• _THE PROBLEM_: Which of the lines below contain the string "text"? Pull each one out of the data.

---- RECORDS FOR THIS TASK

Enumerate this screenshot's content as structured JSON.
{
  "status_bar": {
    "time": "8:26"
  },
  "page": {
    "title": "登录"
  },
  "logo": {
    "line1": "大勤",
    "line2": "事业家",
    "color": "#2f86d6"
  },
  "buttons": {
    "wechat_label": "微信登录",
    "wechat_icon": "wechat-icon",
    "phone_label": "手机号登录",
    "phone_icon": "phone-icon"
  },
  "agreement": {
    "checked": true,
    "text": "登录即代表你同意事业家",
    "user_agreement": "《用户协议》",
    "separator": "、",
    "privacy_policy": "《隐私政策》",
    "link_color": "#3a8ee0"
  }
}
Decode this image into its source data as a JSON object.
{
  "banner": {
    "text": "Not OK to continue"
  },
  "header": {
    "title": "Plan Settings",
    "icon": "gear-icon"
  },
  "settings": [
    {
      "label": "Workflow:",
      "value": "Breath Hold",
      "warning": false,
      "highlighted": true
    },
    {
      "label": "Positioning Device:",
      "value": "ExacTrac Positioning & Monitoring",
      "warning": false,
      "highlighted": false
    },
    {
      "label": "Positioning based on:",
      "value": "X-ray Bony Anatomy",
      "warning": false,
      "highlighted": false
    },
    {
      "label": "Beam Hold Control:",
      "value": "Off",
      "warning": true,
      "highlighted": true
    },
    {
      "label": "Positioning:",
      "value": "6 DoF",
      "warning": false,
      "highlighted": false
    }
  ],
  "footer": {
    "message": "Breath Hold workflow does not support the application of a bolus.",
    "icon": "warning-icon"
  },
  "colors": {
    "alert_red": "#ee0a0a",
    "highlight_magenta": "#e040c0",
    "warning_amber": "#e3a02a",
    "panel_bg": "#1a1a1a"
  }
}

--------
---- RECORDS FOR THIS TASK

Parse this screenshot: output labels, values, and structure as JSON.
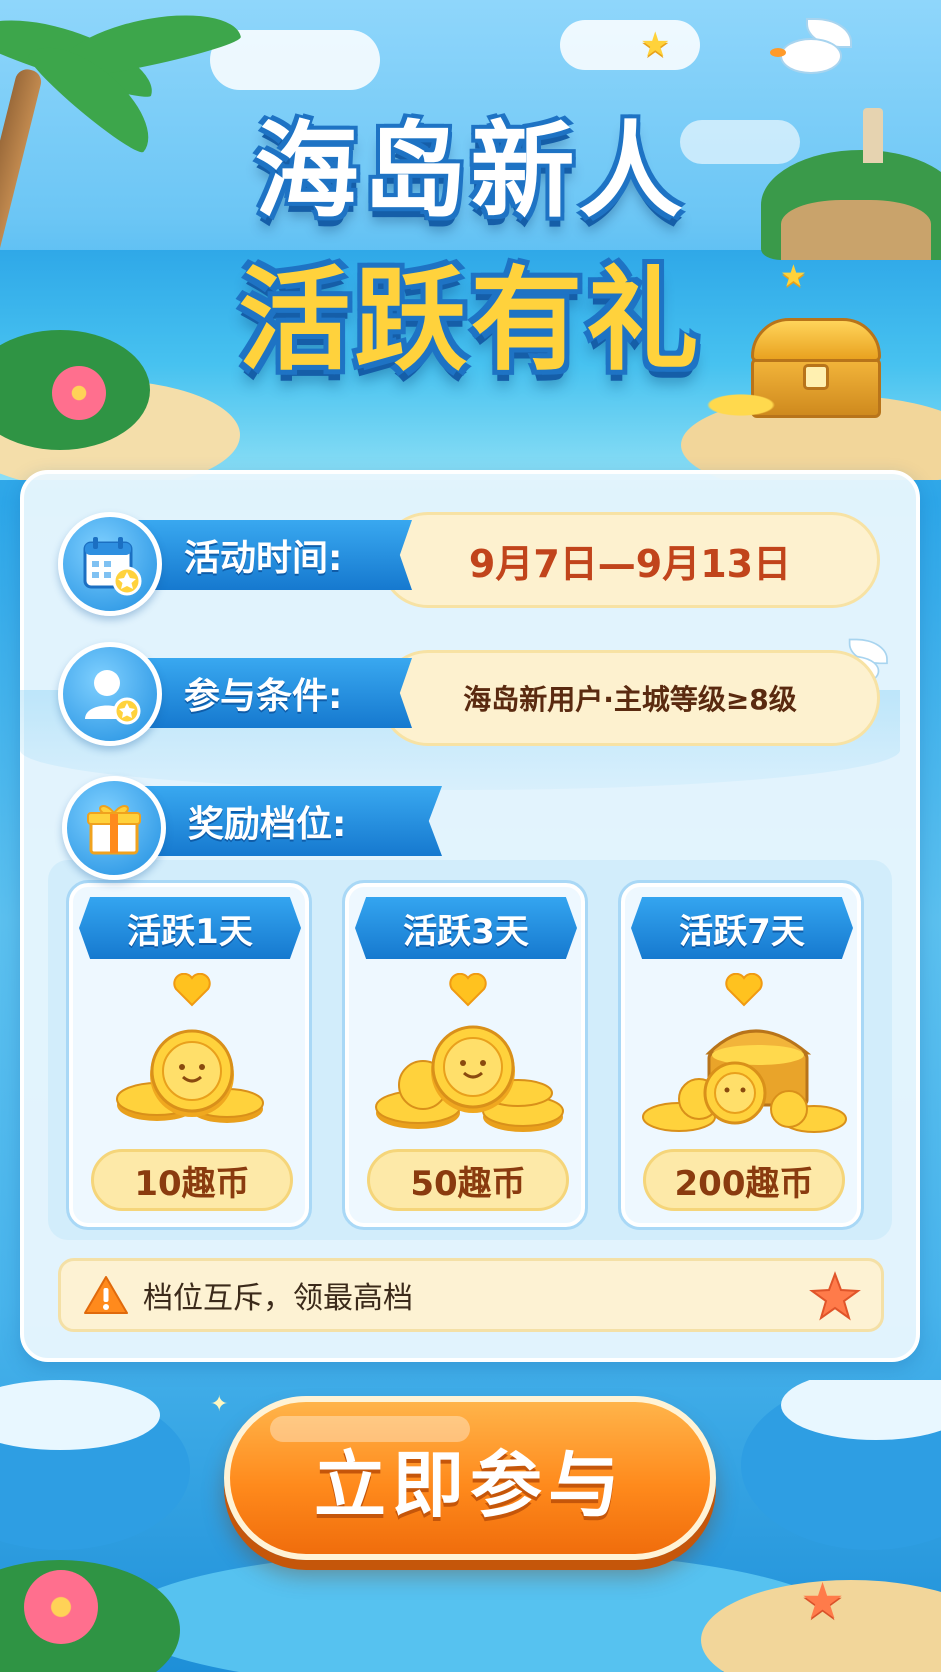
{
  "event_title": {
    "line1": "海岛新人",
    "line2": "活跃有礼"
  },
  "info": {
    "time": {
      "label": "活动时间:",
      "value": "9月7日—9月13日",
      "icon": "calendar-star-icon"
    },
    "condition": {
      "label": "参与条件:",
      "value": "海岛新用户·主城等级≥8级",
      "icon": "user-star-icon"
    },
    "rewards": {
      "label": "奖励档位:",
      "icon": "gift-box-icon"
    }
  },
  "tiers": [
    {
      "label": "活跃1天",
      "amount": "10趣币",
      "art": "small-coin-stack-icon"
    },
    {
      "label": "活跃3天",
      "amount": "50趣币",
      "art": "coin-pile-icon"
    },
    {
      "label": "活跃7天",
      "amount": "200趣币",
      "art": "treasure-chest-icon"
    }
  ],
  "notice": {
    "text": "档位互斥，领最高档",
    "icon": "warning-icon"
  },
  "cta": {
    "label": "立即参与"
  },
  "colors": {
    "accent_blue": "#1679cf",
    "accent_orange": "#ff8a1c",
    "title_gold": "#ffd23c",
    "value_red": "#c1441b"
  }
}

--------

• _RESULT_:
    "text": "登录即代表你同意事业家",
    "text": "Not OK to continue"
    "text": "档位互斥，领最高档",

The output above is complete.